My takeaway from the morning session was the reminder that our God is a God of justice. If we want to truly seek and love God and call ourselves Christians, we must care about the things God cares about, and God cares deeply for the poor and the oppressed. On this point alone God affirmed my presence at the conference. I can and must seek justice when black men, women and children lose their lives to police violence or the criminal justice system because Christ pursues justice for them, and I want to follow Christ in this way.
God continued to speak to me in the afternoon session. Pastor Kevin shared from Luke 10 the parable of the good Samaritan. He said that as Jesus invites his listeners to enter into his parables so too we are invited to enter in. He then shared that as a white male he identifies most with the robbers who mugged a man in the story because historically white men have dominated American society at the expense of black and brown people. Afterward he explained that Blacks have identified with the man who is mugged in the story as they continue to suffer from the legacy of slavery and racism in this country. Finally there is the Samaritan – the 3rd party who has nothing to do with the robbery but plays a critical role in helping the mugged man to be restored. Pastor Kevin proposed that perhaps Asian Americans can identify themselves with the Samaritan – not to be messiahs but Samaritans, with self-sacrifice to help the mugged man.
Can I tell you my spirit stirred within me upon hearing this. It is so rare for Asian Americans to be acknowledged in these conversations or be called and affirmed in such a way, directly from scripture…I’m so grateful for Pastor Kevin bringing a word out of our majority Asian American church context at Metro.
Later on, we heard from Rev. Rubén Austria, Executive Director of Community Connections For Youth, “whose mission is to mobilize indigenous faith and neighborhood organizations to develop effective community-based alternative-to-incarceration for youth” (cc-fy.org). Rev. Austria shared that he has Filipino and white heritage and knows he cannot mentor and reach the youth he works with in a way that a formerly incarcerated person of color could. Nevertheless, he has a part to play in the lives of these youth. For example, as an Asian American advocate he can and has hosted support groups for them. He went on to share very practical, doable and effective steps for clergy and church members to take, such as accompanying youth to court. He even suggested that musicians and worship ministers could be of great service to the youth and their families by providing worship services and ministering to them – here is a very clear step I can consider taking.
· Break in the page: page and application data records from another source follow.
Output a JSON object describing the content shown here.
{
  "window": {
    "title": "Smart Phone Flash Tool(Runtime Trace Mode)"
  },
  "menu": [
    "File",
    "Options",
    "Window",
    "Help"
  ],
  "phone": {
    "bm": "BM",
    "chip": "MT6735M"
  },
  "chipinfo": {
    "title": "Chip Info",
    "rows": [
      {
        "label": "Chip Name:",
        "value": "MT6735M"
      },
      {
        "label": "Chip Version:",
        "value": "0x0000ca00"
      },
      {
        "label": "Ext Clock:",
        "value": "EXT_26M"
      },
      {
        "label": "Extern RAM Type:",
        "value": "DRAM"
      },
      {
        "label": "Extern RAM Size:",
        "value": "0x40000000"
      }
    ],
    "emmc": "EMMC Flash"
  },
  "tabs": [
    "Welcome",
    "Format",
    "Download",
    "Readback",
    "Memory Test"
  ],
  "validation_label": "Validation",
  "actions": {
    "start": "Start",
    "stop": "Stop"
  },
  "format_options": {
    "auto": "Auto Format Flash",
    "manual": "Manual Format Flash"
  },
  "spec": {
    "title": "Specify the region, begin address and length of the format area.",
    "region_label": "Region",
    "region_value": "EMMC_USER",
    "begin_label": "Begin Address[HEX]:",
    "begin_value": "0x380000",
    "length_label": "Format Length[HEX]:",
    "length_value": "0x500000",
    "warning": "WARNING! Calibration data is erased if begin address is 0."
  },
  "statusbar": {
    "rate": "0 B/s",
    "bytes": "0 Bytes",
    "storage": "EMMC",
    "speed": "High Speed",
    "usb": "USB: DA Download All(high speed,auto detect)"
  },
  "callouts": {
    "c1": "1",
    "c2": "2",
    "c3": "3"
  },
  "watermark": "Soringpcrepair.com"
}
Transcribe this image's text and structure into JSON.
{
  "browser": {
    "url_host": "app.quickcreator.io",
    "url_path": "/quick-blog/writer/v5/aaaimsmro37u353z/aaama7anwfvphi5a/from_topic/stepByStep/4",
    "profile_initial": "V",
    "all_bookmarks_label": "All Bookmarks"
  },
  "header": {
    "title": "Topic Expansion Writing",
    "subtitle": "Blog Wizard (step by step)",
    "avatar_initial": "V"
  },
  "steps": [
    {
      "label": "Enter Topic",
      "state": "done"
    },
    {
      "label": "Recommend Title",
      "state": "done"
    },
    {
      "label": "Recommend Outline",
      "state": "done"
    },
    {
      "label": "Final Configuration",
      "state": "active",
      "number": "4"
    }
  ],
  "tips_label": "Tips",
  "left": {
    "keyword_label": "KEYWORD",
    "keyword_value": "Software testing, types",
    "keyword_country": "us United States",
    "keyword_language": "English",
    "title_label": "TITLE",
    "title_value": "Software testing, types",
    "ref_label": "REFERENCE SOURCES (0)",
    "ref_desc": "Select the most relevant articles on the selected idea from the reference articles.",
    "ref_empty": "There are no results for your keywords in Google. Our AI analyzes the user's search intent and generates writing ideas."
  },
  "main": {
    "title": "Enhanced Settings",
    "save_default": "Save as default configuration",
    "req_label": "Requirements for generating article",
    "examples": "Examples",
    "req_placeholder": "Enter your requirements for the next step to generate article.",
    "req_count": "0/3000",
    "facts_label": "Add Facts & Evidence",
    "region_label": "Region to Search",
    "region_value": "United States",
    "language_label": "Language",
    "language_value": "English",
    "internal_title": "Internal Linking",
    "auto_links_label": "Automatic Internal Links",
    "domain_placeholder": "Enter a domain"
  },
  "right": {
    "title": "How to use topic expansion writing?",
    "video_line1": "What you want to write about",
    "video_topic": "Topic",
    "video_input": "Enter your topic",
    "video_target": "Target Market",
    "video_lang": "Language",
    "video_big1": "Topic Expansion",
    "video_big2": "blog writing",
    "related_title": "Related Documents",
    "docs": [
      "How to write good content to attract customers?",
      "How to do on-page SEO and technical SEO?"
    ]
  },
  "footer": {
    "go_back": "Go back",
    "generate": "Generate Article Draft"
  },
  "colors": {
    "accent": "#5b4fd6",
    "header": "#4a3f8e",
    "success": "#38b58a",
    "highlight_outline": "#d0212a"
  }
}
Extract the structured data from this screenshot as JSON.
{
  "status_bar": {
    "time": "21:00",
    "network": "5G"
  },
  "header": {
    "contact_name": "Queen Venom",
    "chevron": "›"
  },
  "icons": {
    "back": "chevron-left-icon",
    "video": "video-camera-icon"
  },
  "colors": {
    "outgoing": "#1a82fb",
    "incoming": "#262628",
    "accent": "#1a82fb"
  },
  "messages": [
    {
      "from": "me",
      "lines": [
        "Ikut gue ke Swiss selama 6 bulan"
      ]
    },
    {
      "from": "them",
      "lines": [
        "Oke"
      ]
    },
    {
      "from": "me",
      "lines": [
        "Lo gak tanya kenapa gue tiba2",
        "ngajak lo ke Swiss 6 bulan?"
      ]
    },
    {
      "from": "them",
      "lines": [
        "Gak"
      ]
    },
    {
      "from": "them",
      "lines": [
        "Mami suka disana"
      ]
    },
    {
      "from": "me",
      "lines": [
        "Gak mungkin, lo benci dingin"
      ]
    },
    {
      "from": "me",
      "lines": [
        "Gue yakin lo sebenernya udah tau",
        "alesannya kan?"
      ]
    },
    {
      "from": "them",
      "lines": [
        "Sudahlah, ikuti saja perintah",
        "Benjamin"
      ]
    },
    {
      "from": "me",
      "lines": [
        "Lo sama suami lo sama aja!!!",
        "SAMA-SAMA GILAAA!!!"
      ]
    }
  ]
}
I’m thankful God spoke to me so clearly and specifically, affirming me at the conference. I indeed have a role to play in seeking racial justice as a Christian, as an Asian American and as a worship leader and aspiring artist. I hope the majority Asian American church that Metro is can own its place in God’s kingdom, continue to contribute to an Asian American theology of justice and to live it.
My encouragement to anyone who has ever doubted if they can do anything about racial injustice is that God has an assignment for you. May you seek God, do his will and do your part. To anyone who may feel disconnected from the racial tension in our country and our broken criminal justice system – may you seek the truth about what is happening and has happened in our country to people of color and may God show you his perspective on things and how he sees black Americans, white Americans, Asian Americans, etc. May God break your heart for what breaks his heart.
May God raise up a witness and send forth Metro and Asian American Christians in particular to pursue racial justice in America during such a time as this.